**** Given entries

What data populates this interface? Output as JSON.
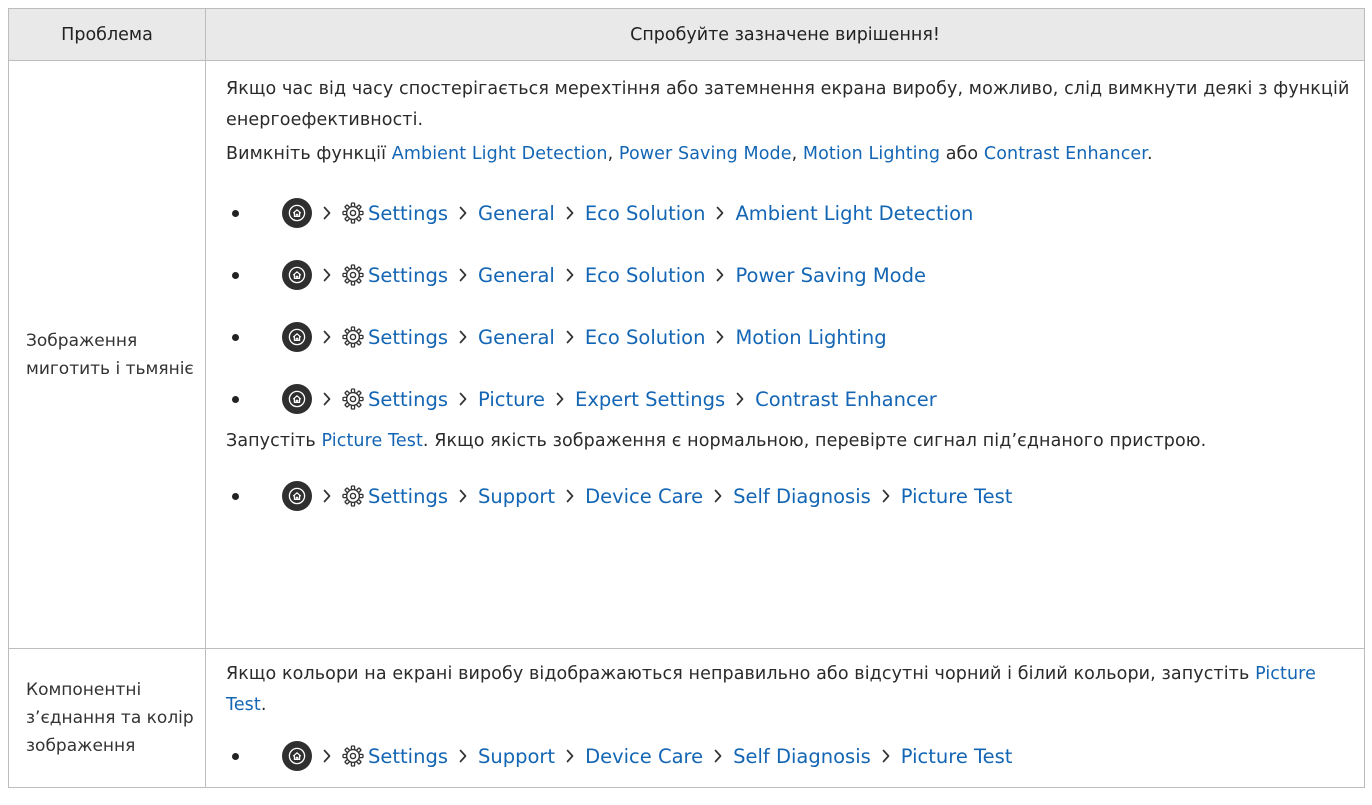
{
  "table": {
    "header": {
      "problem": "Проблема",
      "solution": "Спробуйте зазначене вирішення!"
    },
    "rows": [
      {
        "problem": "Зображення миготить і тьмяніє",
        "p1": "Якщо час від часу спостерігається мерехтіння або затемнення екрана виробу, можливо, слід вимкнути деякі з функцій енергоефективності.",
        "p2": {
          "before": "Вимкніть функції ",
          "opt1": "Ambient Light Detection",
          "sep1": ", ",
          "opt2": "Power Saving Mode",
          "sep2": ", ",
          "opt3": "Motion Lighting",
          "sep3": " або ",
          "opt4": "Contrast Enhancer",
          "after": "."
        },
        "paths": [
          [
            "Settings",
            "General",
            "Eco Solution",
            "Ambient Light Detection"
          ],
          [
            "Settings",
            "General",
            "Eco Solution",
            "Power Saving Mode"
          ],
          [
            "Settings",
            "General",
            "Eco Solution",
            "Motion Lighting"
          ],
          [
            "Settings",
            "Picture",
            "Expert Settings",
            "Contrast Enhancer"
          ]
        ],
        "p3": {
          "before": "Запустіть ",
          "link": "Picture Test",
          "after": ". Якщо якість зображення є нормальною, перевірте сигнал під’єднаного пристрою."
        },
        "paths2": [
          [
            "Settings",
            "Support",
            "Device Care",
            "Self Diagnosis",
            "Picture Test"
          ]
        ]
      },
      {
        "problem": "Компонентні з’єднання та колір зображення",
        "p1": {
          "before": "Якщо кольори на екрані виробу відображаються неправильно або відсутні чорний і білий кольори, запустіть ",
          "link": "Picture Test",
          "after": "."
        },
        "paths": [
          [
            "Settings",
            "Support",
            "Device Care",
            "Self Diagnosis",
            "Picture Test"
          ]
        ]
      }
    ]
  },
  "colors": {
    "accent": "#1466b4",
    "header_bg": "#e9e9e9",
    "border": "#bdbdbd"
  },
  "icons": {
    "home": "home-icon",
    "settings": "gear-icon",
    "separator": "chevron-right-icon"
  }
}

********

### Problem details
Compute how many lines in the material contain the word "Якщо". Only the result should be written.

### Final answer
3